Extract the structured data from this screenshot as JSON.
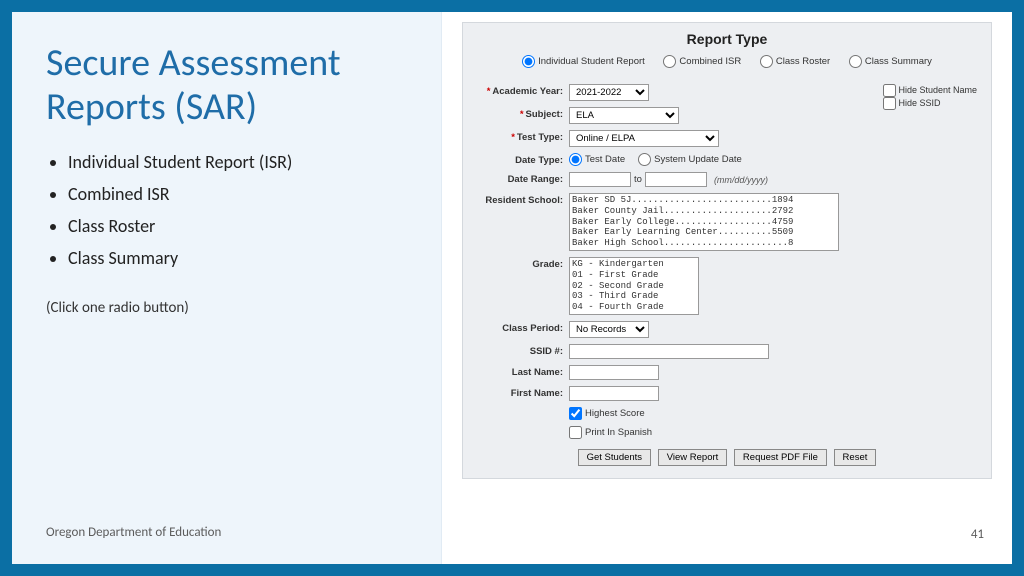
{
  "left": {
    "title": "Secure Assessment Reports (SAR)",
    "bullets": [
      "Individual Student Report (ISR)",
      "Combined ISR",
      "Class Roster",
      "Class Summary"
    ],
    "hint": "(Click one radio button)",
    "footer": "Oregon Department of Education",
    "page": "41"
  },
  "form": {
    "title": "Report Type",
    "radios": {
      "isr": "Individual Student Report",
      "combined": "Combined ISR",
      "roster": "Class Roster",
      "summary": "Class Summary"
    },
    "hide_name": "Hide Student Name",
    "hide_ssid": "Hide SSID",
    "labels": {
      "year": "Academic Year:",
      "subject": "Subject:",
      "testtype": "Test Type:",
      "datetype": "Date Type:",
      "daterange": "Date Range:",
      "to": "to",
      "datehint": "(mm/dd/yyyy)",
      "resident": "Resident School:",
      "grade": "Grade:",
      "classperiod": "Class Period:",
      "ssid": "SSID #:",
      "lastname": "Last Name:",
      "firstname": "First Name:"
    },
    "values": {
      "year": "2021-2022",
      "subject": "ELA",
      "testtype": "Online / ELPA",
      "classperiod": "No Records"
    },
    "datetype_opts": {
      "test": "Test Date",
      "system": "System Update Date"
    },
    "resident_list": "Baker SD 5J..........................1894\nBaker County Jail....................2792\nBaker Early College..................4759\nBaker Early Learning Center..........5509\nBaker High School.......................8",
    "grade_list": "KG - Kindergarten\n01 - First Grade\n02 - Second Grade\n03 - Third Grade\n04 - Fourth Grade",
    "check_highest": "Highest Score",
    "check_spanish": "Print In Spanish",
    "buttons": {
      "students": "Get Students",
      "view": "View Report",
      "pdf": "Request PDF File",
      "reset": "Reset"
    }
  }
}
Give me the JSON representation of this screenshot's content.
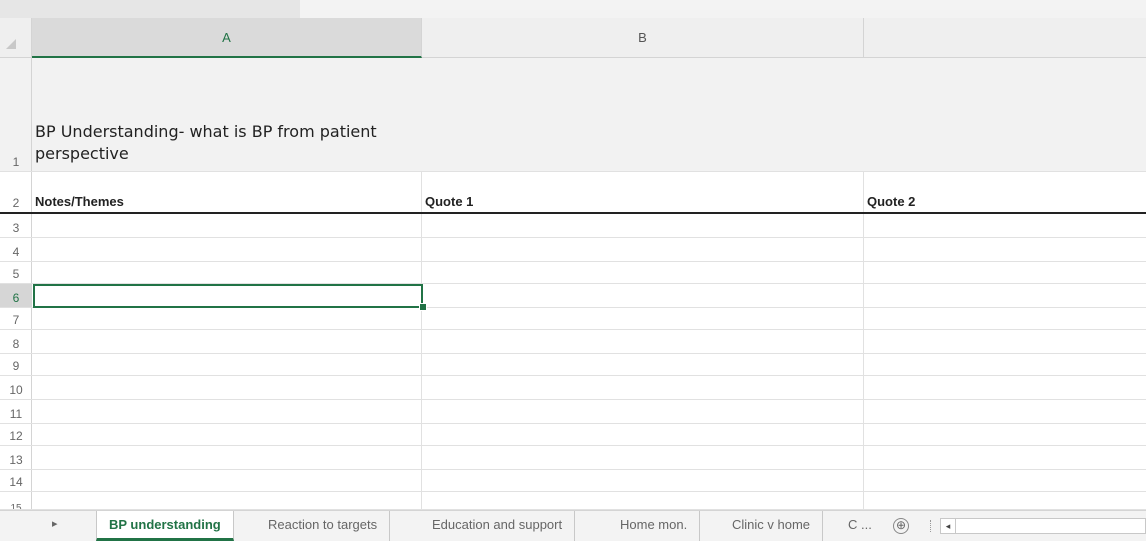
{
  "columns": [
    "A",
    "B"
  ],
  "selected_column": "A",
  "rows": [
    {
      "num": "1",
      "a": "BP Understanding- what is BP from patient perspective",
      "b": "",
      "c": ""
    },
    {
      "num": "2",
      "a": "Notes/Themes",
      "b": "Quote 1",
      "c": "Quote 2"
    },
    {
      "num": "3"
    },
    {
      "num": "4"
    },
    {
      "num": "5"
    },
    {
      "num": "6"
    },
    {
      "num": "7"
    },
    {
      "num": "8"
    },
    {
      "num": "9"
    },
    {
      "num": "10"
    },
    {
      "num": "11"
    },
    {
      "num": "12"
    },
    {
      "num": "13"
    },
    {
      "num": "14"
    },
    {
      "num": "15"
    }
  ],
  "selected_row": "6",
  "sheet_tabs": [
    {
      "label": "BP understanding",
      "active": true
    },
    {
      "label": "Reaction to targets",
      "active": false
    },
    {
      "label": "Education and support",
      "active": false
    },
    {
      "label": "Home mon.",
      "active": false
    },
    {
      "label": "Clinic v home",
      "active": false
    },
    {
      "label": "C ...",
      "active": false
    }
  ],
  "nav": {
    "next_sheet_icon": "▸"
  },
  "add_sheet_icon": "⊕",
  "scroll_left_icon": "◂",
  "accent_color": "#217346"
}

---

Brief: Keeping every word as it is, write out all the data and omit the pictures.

Reply:
Extract the structured data from this screenshot as JSON.
{
  "left": {
    "title": "Secure Assessment Reports (SAR)",
    "bullets": [
      "Individual Student Report (ISR)",
      "Combined ISR",
      "Class Roster",
      "Class Summary"
    ],
    "hint": "(Click one radio button)",
    "footer": "Oregon Department of Education",
    "page": "41"
  },
  "form": {
    "title": "Report Type",
    "radios": {
      "isr": "Individual Student Report",
      "combined": "Combined ISR",
      "roster": "Class Roster",
      "summary": "Class Summary"
    },
    "hide_name": "Hide Student Name",
    "hide_ssid": "Hide SSID",
    "labels": {
      "year": "Academic Year:",
      "subject": "Subject:",
      "testtype": "Test Type:",
      "datetype": "Date Type:",
      "daterange": "Date Range:",
      "to": "to",
      "datehint": "(mm/dd/yyyy)",
      "resident": "Resident School:",
      "grade": "Grade:",
      "classperiod": "Class Period:",
      "ssid": "SSID #:",
      "lastname": "Last Name:",
      "firstname": "First Name:"
    },
    "values": {
      "year": "2021-2022",
      "subject": "ELA",
      "testtype": "Online / ELPA",
      "classperiod": "No Records"
    },
    "datetype_opts": {
      "test": "Test Date",
      "system": "System Update Date"
    },
    "resident_list": "Baker SD 5J..........................1894\nBaker County Jail....................2792\nBaker Early College..................4759\nBaker Early Learning Center..........5509\nBaker High School.......................8",
    "grade_list": "KG - Kindergarten\n01 - First Grade\n02 - Second Grade\n03 - Third Grade\n04 - Fourth Grade",
    "check_highest": "Highest Score",
    "check_spanish": "Print In Spanish",
    "buttons": {
      "students": "Get Students",
      "view": "View Report",
      "pdf": "Request PDF File",
      "reset": "Reset"
    }
  }
}
Give me the JSON representation of this screenshot's content.
{
  "columns": [
    "A",
    "B"
  ],
  "selected_column": "A",
  "rows": [
    {
      "num": "1",
      "a": "BP Understanding- what is BP from patient perspective",
      "b": "",
      "c": ""
    },
    {
      "num": "2",
      "a": "Notes/Themes",
      "b": "Quote 1",
      "c": "Quote 2"
    },
    {
      "num": "3"
    },
    {
      "num": "4"
    },
    {
      "num": "5"
    },
    {
      "num": "6"
    },
    {
      "num": "7"
    },
    {
      "num": "8"
    },
    {
      "num": "9"
    },
    {
      "num": "10"
    },
    {
      "num": "11"
    },
    {
      "num": "12"
    },
    {
      "num": "13"
    },
    {
      "num": "14"
    },
    {
      "num": "15"
    }
  ],
  "selected_row": "6",
  "sheet_tabs": [
    {
      "label": "BP understanding",
      "active": true
    },
    {
      "label": "Reaction to targets",
      "active": false
    },
    {
      "label": "Education and support",
      "active": false
    },
    {
      "label": "Home mon.",
      "active": false
    },
    {
      "label": "Clinic v home",
      "active": false
    },
    {
      "label": "C ...",
      "active": false
    }
  ],
  "nav": {
    "next_sheet_icon": "▸"
  },
  "add_sheet_icon": "⊕",
  "scroll_left_icon": "◂",
  "accent_color": "#217346"
}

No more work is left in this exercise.